  • Program Terms: Fall, Spring
  • Homepage: Click to visit
  • Restrictions: Duke applicants only
Fact Sheet:
Fact Sheet:
Click here for a definition of this term Open to Non-Duke Students: No Click here for a definition of this term Language of Instruction: English, Xhosa
Click here for a definition of this term Housing Options: Homestay Click here for a definition of this term Program Advisor: Abby Hall Grubbs
Minimum Class Level: Sophomore Click here for a definition of this term Minimum GPA: 2.5
Click here for a definition of this term Course Load: 16 credits/semester Click here for a definition of this term Additional Program Prerequisites: None
Click here for a definition of this term Language Requirement: None Click here for a definition of this term Areas of Study: African and African American Studies, Cultural Anthropology, History, International Comparative Studies, Philosophy, Political Science, Public Policy, Social Sciences, Sociology
Duke Administered Program?: No
Program Description:

Please note that the Duke Study  Abroad Fee will be charged to students enrolled in this program. For more information about the fee, please see http://globaled.duke.edu/finances/study-abroad-fee.

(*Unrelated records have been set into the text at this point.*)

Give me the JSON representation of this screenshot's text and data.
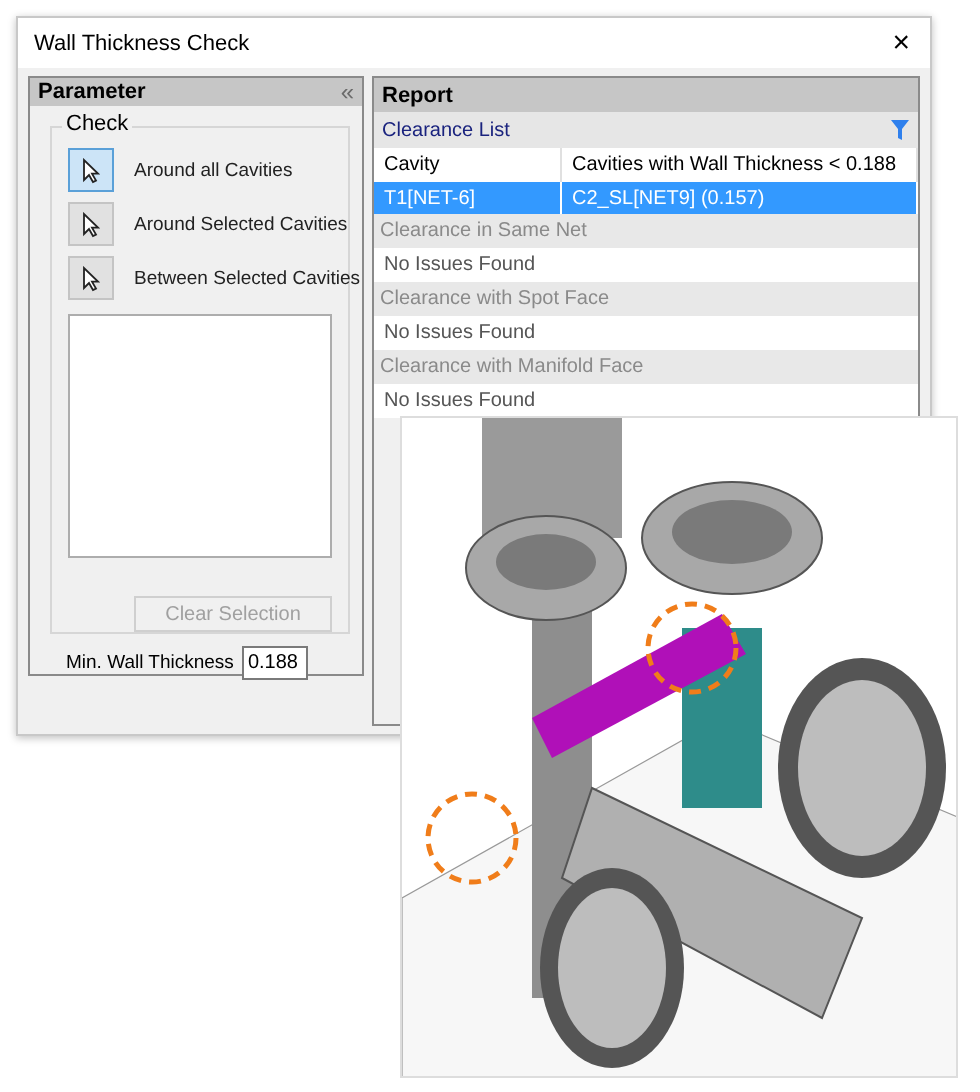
{
  "window": {
    "title": "Wall Thickness Check",
    "close": "×"
  },
  "parameter": {
    "title": "Parameter",
    "collapse": "«",
    "group": "Check",
    "modes": [
      {
        "label": "Around all Cavities",
        "selected": true
      },
      {
        "label": "Around Selected Cavities",
        "selected": false
      },
      {
        "label": "Between Selected Cavities",
        "selected": false
      }
    ],
    "clear_button": {
      "label": "Clear Selection",
      "disabled": true
    },
    "min_wall": {
      "label": "Min. Wall Thickness",
      "value": "0.188"
    }
  },
  "report": {
    "title": "Report",
    "list_title": "Clearance List",
    "columns": [
      "Cavity",
      "Cavities with Wall Thickness < 0.188"
    ],
    "rows": [
      {
        "cells": [
          "T1[NET-6]",
          "C2_SL[NET9] (0.157)"
        ],
        "selected": true
      }
    ],
    "sections": [
      {
        "title": "Clearance in Same Net",
        "message": "No Issues Found"
      },
      {
        "title": "Clearance with Spot Face",
        "message": "No Issues Found"
      },
      {
        "title": "Clearance with Manifold Face",
        "message": "No Issues Found"
      }
    ]
  }
}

Focus on identity to explore the sociopolitical debates surrounding South Africa's multicultural society as it strives for social reform and a sound economy. South Africa is truly a multicultural society, with 11 national languages and numerous ethnic groups. While South Africans have seen tremendous change since the first multiracial elections in 1994, they anticipate a long road before achieving the stated goal of equality.

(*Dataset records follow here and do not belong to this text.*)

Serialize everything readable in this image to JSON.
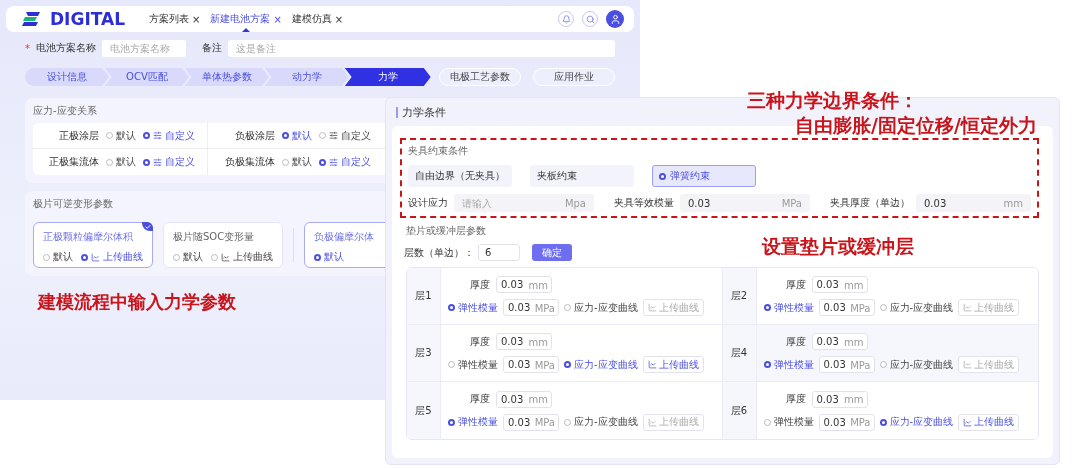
{
  "app": {
    "logo": "DIGITAL",
    "tabs": [
      {
        "label": "方案列表",
        "close": "×",
        "selected": false
      },
      {
        "label": "新建电池方案",
        "close": "×",
        "selected": true
      },
      {
        "label": "建模仿真",
        "close": "×",
        "selected": false
      }
    ],
    "form": {
      "required_mark": "*",
      "name_label": "电池方案名称",
      "name_placeholder": "电池方案名称",
      "note_label": "备注",
      "note_placeholder": "这是备注"
    },
    "steps": [
      {
        "label": "设计信息",
        "done": true,
        "selected": false
      },
      {
        "label": "OCV匹配",
        "done": true,
        "selected": false
      },
      {
        "label": "单体热参数",
        "done": true,
        "selected": false
      },
      {
        "label": "动力学",
        "done": true,
        "selected": false
      },
      {
        "label": "力学",
        "selected": true
      },
      {
        "label": "电极工艺参数",
        "done": false,
        "selected": false
      },
      {
        "label": "应用作业",
        "done": false,
        "selected": false
      }
    ],
    "stress_strain": {
      "title": "应力-应变关系",
      "rows": [
        {
          "label": "正极涂层",
          "options": [
            {
              "label": "默认",
              "kind": "plain",
              "selected": false
            },
            {
              "label": "自定义",
              "kind": "custom",
              "selected": true
            }
          ]
        },
        {
          "label": "负极涂层",
          "options": [
            {
              "label": "默认",
              "kind": "plain",
              "selected": true
            },
            {
              "label": "自定义",
              "kind": "custom",
              "selected": false
            }
          ]
        },
        {
          "label": "正极集流体",
          "options": [
            {
              "label": "默认",
              "kind": "plain",
              "selected": false
            },
            {
              "label": "自定义",
              "kind": "custom",
              "selected": true
            }
          ]
        },
        {
          "label": "负极集流体",
          "options": [
            {
              "label": "默认",
              "kind": "plain",
              "selected": false
            },
            {
              "label": "自定义",
              "kind": "custom",
              "selected": true
            }
          ]
        }
      ]
    },
    "deformation": {
      "title": "极片可逆变形参数",
      "cards": [
        {
          "title": "正极颗粒偏摩尔体积",
          "selected": true,
          "options": [
            {
              "label": "默认",
              "kind": "plain",
              "selected": false
            },
            {
              "label": "上传曲线",
              "kind": "upload",
              "selected": true
            }
          ]
        },
        {
          "title": "极片随SOC变形量",
          "selected": false,
          "options": [
            {
              "label": "默认",
              "kind": "plain",
              "selected": false
            },
            {
              "label": "上传曲线",
              "kind": "upload",
              "selected": false
            }
          ]
        },
        {
          "title": "负极偏摩尔体",
          "selected": true,
          "options": [
            {
              "label": "默认",
              "kind": "plain",
              "selected": true
            }
          ]
        }
      ]
    }
  },
  "panel": {
    "title": "力学条件",
    "fixture": {
      "title": "夹具约束条件",
      "options": [
        {
          "label": "自由边界（无夹具）",
          "selected": false
        },
        {
          "label": "夹板约束",
          "selected": false
        },
        {
          "label": "弹簧约束",
          "selected": true
        }
      ],
      "fields": [
        {
          "label": "设计应力",
          "placeholder": "请输入",
          "unit": "Mpa"
        },
        {
          "label": "夹具等效模量",
          "value": "0.03",
          "unit": "MPa"
        },
        {
          "label": "夹具厚度（单边）",
          "value": "0.03",
          "unit": "mm"
        }
      ]
    },
    "layers": {
      "title": "垫片或缓冲层参数",
      "count_label": "层数（单边）：",
      "count": "6",
      "confirm": "确定",
      "items": [
        {
          "name": "层1",
          "thickness_label": "厚度",
          "thickness": "0.03",
          "thickness_unit": "mm",
          "modulus_label": "弹性模量",
          "modulus": "0.03",
          "modulus_unit": "MPa",
          "modulus_selected": true,
          "curve_label": "应力-应变曲线",
          "curve_selected": false,
          "upload": "上传曲线"
        },
        {
          "name": "层2",
          "thickness_label": "厚度",
          "thickness": "0.03",
          "thickness_unit": "mm",
          "modulus_label": "弹性模量",
          "modulus": "0.03",
          "modulus_unit": "MPa",
          "modulus_selected": true,
          "curve_label": "应力-应变曲线",
          "curve_selected": false,
          "upload": "上传曲线"
        },
        {
          "name": "层3",
          "thickness_label": "厚度",
          "thickness": "0.03",
          "thickness_unit": "mm",
          "modulus_label": "弹性模量",
          "modulus": "0.03",
          "modulus_unit": "MPa",
          "modulus_selected": false,
          "curve_label": "应力-应变曲线",
          "curve_selected": true,
          "upload": "上传曲线"
        },
        {
          "name": "层4",
          "thickness_label": "厚度",
          "thickness": "0.03",
          "thickness_unit": "mm",
          "modulus_label": "弹性模量",
          "modulus": "0.03",
          "modulus_unit": "MPa",
          "modulus_selected": true,
          "curve_label": "应力-应变曲线",
          "curve_selected": false,
          "upload": "上传曲线"
        },
        {
          "name": "层5",
          "thickness_label": "厚度",
          "thickness": "0.03",
          "thickness_unit": "mm",
          "modulus_label": "弹性模量",
          "modulus": "0.03",
          "modulus_unit": "MPa",
          "modulus_selected": true,
          "curve_label": "应力-应变曲线",
          "curve_selected": false,
          "upload": "上传曲线"
        },
        {
          "name": "层6",
          "thickness_label": "厚度",
          "thickness": "0.03",
          "thickness_unit": "mm",
          "modulus_label": "弹性模量",
          "modulus": "0.03",
          "modulus_unit": "MPa",
          "modulus_selected": false,
          "curve_label": "应力-应变曲线",
          "curve_selected": true,
          "upload": "上传曲线"
        }
      ]
    }
  },
  "annotations": [
    {
      "text": "三种力学边界条件："
    },
    {
      "text": "自由膨胀/固定位移/恒定外力"
    },
    {
      "text": "设置垫片或缓冲层"
    },
    {
      "text": "建模流程中输入力学参数"
    }
  ]
}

Cape Town, the program base, was one of the first South African cities to voluntarily promote racial integration. In a typical semester, students complete four homestays - each providing the opportunity to meet and interact with South Africans from different geographic and ethnic backgrounds. The strong emphasis on the homestay as experiential learning complements lectures, discussions, field-based assignments, and excursions to provide a multidisciplinary analysis of the country.

Note: This program was formerly titled Multiculturalism and Social Change.